Graham Parlett (a long-time supporter of Bax to whom I owe a great debt for his unrewarded kindness in introducing me to so many Bax works on tape back in the late 1970s and early 1980s) has done astounding things with the music from Tamara. There are far more movements (thirty, in fact) in piano score than the five here. The ballet was written with a speculative view to performance by Karsavina in Diaghilev's Ballets Russes. Bax had always had a predilection for Russian romanticism (witness the Russian Easter Festival quote in the Third Symphony, the various explicitly Russian pieces, his passionate pursuit to the Ukraine, the gaudy splendour of his Fifth Symphony etc). The Prelude is dark and jaunty - dark as in Balakirev and jaunty as in Mussorgsky's operatic dances. Properly the whole work should be orchestrated - something Bax never did. The shape of the theme in the Prelude at 5.05 follows the outline of the great melody in Rimsky-Korsakov's Antar Symphony. The Dance of the Water Spirits is pure light fantasy and the clarinet decoration is wildly Rimskian. The convulsive drum and tambourine-goaded abandon is from Prince Igor. The Enchanter's Palace shares some of Kastchei's dread and the staccato Dance of the Slaves is castanet-punctuated. The gently coaxing Naiads prepares the ground for the blacker rites of the Hunt and Apotheosis. At the height of the Apotheosis Bax releases a tune of great span to vie with Fand.

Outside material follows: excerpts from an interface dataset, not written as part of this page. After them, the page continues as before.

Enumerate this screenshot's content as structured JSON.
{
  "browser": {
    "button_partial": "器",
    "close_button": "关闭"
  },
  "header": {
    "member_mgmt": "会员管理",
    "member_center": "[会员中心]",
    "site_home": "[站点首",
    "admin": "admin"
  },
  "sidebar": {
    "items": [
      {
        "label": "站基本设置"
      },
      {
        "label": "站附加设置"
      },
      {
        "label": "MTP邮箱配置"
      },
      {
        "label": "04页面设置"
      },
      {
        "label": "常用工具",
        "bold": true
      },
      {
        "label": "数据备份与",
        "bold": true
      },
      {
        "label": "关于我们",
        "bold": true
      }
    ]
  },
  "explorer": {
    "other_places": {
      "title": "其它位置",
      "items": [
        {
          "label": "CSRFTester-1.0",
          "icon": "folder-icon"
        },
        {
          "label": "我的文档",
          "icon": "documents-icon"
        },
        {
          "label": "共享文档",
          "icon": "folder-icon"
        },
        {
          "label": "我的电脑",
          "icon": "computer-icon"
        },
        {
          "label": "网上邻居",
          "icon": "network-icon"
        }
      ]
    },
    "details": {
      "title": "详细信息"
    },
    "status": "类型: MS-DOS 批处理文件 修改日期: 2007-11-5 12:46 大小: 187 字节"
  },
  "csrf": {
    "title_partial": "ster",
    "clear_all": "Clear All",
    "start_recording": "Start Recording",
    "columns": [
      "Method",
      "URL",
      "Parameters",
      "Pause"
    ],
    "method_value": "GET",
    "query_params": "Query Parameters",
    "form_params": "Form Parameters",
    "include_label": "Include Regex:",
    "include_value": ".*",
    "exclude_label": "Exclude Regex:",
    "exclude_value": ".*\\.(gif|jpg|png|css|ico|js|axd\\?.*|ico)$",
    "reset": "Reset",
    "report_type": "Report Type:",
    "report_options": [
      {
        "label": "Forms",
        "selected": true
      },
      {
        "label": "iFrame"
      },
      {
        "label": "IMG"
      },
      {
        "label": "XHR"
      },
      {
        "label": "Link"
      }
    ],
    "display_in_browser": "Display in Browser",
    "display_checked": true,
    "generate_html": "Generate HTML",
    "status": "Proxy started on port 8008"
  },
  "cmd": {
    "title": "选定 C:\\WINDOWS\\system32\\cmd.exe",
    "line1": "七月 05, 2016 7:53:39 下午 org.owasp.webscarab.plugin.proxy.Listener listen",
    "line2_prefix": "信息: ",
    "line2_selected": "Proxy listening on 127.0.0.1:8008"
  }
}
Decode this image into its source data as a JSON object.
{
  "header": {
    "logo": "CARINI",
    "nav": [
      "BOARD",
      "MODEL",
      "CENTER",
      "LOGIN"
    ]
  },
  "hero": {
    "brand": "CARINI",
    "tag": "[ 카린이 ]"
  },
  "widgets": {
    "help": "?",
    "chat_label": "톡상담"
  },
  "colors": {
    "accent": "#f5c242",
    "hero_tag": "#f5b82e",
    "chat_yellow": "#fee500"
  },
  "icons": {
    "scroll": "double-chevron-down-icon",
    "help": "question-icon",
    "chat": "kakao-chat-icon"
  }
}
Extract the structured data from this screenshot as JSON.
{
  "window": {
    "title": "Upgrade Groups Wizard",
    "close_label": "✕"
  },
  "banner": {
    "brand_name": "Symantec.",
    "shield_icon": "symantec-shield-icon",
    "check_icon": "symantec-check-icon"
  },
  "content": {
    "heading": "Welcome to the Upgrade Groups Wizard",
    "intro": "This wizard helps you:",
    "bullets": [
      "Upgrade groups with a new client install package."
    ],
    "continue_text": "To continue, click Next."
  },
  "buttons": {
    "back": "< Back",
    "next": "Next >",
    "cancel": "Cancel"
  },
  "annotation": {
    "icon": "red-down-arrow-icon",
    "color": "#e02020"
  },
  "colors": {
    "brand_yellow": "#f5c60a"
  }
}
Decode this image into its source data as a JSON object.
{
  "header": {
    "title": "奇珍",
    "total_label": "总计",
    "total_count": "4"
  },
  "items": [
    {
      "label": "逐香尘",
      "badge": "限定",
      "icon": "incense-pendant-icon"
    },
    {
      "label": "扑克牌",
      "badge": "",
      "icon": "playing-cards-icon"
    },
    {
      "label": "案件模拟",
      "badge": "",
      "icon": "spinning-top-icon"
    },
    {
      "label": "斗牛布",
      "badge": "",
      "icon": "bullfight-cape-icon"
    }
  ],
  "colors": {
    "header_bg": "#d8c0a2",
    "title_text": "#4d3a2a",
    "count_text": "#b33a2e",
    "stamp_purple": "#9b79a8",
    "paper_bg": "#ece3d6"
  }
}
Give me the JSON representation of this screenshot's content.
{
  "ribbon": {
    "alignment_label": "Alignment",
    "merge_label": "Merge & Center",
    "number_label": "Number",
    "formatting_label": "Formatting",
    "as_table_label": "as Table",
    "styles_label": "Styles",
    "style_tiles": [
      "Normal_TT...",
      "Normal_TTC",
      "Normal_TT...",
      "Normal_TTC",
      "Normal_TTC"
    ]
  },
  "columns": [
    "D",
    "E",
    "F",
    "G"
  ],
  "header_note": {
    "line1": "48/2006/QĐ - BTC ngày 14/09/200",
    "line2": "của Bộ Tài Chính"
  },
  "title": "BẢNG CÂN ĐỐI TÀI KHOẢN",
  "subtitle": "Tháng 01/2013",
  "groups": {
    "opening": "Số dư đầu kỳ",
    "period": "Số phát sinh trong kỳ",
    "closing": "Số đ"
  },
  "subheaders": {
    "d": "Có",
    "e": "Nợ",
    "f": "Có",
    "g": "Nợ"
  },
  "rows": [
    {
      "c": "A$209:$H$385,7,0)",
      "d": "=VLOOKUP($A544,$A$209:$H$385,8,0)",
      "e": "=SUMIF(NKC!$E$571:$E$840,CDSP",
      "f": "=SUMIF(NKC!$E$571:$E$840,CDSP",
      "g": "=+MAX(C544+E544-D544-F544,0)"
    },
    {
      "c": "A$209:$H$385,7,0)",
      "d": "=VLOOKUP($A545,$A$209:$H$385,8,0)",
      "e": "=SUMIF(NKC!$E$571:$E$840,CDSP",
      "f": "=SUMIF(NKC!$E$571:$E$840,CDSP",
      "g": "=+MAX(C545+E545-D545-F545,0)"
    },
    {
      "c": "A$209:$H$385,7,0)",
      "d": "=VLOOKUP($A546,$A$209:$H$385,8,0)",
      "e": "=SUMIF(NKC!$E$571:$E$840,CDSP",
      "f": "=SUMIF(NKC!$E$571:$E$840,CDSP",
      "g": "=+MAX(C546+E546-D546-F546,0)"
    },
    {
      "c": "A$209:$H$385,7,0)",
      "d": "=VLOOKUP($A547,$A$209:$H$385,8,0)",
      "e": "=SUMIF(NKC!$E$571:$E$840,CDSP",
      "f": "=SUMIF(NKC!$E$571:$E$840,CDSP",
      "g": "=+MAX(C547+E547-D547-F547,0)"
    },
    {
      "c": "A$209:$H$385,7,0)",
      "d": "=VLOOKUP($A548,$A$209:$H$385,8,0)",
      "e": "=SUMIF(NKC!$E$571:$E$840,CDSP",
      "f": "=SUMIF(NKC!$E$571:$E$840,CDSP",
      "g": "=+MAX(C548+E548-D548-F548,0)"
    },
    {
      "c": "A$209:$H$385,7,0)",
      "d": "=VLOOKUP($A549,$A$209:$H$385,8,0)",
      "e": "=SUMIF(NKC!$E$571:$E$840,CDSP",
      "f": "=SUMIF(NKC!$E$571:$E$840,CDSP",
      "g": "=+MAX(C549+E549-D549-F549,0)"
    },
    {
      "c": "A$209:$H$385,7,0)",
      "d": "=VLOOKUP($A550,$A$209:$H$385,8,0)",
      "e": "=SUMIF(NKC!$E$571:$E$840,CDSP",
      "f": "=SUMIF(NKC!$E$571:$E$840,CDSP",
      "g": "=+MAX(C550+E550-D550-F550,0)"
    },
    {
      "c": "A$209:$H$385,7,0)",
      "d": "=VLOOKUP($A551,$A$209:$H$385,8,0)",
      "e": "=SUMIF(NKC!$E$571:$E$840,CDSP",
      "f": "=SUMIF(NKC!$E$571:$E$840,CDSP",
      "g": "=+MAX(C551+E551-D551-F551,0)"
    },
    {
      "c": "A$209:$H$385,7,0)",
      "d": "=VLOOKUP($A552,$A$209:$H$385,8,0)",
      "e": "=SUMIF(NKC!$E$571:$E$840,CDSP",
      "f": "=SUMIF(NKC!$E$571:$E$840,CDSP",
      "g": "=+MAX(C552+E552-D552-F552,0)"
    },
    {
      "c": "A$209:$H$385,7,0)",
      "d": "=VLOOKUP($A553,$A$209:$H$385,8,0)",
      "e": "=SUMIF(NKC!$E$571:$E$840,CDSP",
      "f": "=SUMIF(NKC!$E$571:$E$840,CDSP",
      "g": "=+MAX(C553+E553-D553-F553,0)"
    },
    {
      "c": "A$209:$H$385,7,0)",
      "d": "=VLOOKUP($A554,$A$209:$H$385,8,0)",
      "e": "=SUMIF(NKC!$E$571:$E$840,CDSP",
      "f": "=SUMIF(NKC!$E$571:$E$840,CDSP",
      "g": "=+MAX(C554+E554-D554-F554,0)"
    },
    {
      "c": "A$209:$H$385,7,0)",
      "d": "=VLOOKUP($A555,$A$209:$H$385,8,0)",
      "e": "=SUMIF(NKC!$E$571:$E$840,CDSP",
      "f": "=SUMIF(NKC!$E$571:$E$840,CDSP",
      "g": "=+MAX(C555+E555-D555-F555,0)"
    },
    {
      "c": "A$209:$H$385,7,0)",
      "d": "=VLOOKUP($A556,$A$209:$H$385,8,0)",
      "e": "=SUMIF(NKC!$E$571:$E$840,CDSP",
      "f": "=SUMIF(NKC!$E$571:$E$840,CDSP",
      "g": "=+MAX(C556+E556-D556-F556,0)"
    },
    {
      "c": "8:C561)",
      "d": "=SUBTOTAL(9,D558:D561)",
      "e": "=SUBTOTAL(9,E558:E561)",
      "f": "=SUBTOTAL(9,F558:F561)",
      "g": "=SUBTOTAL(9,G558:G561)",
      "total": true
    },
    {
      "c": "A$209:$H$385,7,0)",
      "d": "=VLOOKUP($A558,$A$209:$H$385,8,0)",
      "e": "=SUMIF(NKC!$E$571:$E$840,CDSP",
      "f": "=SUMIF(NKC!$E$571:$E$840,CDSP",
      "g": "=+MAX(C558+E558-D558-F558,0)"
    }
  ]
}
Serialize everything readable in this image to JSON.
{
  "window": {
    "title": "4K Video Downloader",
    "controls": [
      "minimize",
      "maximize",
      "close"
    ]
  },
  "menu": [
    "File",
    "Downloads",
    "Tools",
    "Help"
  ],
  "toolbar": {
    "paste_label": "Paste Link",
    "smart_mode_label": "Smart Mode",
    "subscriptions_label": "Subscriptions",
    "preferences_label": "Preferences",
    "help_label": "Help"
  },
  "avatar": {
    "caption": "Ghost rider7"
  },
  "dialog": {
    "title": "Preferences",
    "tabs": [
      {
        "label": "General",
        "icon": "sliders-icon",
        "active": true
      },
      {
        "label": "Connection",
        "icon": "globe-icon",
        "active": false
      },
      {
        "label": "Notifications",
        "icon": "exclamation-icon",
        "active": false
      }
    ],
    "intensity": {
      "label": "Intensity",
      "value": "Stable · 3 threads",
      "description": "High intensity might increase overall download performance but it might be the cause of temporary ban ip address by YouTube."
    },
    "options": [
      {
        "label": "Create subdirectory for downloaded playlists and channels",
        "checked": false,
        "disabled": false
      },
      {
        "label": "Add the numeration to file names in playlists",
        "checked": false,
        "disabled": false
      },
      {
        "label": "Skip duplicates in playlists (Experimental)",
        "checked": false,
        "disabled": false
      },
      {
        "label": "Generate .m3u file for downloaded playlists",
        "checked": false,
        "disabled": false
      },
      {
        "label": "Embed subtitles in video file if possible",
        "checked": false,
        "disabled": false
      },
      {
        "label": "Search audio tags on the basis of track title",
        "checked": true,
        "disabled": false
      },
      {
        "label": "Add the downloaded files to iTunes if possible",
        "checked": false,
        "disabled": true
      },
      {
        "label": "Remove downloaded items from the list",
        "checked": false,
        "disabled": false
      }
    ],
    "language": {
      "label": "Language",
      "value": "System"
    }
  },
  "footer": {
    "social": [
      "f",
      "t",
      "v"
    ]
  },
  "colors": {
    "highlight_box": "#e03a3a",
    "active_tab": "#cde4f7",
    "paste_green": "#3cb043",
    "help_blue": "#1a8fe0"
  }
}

Cathaleen is from yet earlier and, while not fully formed Bax, a not inconsiderable theme the envy of many a more prominent composer, is to be heard. The tone poem is from his earliest and truest Celtic twilight days. If the work lacks toughness it is fresh and has about it an oxymoronic quiet triumph associated with the artistically and politically emergent Eire. These were the days when Bax counted the poetry of Yeats as superior to all the music ever written.

A warm and well imagined collection, then, with everyone up to their highest standards. Not the place to start your Bax collection, certainly, but far more rewarding than Baxians might have feared. Any disappointment will not be down to Chandos, the artists or Lewis Foreman whose notes are a pleasurably welcome fixture. More Bax please. How about a disc including the immature tone poems such as A Song of War and Victory?

Rob Barnett

See also review by Simon Jenner

Return to Index

Reviews from previous months
We welcome feedback on our reviews. Please use the Bulletin Board.  Please paste in the first line of your comments the URL of the review to which you refer.This is the only part of MusicWeb for which you will have to register.

You can purchase CDs, tickets and musician's accessories and Save around 22% with these retailers:
Amazon recommendations